[Opening Data for this exercise section]

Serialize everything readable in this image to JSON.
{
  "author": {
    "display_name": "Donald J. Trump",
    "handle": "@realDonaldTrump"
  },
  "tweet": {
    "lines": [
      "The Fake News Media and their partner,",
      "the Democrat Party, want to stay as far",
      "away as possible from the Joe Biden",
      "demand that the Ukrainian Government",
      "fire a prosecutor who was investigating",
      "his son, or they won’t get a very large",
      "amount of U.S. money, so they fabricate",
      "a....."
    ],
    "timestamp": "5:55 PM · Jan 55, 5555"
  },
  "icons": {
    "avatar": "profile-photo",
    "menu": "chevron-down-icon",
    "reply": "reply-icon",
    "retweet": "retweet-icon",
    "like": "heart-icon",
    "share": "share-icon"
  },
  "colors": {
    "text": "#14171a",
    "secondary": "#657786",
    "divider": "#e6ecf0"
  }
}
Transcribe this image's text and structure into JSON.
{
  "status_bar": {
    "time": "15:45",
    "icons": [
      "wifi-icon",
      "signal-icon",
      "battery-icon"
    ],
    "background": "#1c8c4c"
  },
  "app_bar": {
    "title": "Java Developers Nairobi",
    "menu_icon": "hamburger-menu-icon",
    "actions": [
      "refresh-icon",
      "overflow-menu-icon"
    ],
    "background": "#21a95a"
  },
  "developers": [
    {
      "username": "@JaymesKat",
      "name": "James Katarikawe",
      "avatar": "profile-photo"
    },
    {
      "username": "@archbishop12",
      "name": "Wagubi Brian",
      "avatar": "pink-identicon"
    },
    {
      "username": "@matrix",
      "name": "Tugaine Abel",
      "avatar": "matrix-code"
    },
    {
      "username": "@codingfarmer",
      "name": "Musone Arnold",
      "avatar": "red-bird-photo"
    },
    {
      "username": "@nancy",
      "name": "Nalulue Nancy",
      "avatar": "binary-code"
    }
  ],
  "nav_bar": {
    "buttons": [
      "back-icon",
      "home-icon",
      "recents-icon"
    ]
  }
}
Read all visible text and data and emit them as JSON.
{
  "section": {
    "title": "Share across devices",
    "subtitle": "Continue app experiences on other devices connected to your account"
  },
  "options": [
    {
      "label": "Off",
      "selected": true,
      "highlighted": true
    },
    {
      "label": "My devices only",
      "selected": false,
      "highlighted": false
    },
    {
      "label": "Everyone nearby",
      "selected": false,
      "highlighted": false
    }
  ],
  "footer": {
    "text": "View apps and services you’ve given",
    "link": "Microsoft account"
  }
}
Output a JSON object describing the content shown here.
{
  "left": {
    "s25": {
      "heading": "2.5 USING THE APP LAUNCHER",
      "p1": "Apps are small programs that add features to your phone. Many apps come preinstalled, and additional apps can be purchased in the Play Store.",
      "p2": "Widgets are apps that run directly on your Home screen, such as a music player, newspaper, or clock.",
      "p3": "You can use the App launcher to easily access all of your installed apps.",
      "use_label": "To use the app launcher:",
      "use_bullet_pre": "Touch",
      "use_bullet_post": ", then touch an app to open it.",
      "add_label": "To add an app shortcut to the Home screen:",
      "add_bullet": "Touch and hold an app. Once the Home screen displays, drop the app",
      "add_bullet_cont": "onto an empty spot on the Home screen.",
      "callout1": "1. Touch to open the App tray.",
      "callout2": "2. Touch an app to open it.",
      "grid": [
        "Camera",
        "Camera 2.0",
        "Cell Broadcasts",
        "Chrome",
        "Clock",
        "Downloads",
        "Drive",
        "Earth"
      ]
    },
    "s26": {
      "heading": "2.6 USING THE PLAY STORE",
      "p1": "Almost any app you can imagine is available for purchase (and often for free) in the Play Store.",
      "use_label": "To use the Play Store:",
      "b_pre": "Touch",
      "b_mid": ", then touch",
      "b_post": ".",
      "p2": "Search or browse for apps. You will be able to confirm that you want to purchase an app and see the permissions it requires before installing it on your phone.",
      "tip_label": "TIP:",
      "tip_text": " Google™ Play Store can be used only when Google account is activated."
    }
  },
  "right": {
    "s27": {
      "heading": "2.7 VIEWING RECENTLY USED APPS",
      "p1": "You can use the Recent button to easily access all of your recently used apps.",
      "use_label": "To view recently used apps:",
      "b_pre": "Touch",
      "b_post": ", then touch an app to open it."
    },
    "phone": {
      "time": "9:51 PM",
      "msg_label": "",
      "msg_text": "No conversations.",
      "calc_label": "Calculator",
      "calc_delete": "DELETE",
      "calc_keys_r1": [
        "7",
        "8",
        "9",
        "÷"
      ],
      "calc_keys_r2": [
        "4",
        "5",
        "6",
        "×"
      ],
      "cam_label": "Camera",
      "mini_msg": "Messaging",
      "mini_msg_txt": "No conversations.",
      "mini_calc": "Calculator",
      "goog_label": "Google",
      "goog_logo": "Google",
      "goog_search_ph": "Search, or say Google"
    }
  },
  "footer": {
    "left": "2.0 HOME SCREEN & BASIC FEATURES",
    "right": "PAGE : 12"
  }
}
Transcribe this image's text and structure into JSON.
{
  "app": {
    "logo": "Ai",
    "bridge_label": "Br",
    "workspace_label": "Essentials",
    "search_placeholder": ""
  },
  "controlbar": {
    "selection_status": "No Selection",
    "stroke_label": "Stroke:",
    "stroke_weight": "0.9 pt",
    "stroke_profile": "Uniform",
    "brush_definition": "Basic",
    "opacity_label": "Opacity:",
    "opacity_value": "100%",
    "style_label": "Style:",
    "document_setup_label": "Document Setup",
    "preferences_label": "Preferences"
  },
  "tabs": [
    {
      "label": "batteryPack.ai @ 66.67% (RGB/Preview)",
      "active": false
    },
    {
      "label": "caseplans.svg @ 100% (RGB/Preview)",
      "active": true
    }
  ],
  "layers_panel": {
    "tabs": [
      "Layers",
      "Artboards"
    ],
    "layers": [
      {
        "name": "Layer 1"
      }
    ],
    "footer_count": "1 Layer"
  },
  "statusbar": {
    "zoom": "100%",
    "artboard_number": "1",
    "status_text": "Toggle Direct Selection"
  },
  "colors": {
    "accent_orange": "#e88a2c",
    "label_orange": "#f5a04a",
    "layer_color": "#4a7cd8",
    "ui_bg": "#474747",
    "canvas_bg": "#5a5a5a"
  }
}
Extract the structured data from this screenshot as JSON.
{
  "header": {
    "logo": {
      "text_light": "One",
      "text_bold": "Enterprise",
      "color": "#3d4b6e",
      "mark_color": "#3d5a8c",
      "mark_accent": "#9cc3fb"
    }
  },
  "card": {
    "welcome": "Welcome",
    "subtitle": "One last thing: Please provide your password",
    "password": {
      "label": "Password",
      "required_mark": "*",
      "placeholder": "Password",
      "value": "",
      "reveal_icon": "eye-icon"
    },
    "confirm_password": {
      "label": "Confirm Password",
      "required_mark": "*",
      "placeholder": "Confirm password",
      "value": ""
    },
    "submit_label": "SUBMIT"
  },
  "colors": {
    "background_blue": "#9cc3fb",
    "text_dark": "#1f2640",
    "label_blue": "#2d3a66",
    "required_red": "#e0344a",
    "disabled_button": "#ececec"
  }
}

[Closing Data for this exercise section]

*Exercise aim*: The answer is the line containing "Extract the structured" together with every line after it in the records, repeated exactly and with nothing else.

*Answer to the problem*:
Extract the structured data from this screenshot as JSON.
{
  "header": {
    "logo": {
      "text_light": "One",
      "text_bold": "Enterprise",
      "color": "#3d4b6e",
      "mark_color": "#3d5a8c",
      "mark_accent": "#9cc3fb"
    }
  },
  "card": {
    "welcome": "Welcome",
    "subtitle": "One last thing: Please provide your password",
    "password": {
      "label": "Password",
      "required_mark": "*",
      "placeholder": "Password",
      "value": "",
      "reveal_icon": "eye-icon"
    },
    "confirm_password": {
      "label": "Confirm Password",
      "required_mark": "*",
      "placeholder": "Confirm password",
      "value": ""
    },
    "submit_label": "SUBMIT"
  },
  "colors": {
    "background_blue": "#9cc3fb",
    "text_dark": "#1f2640",
    "label_blue": "#2d3a66",
    "required_red": "#e0344a",
    "disabled_button": "#ececec"
  }
}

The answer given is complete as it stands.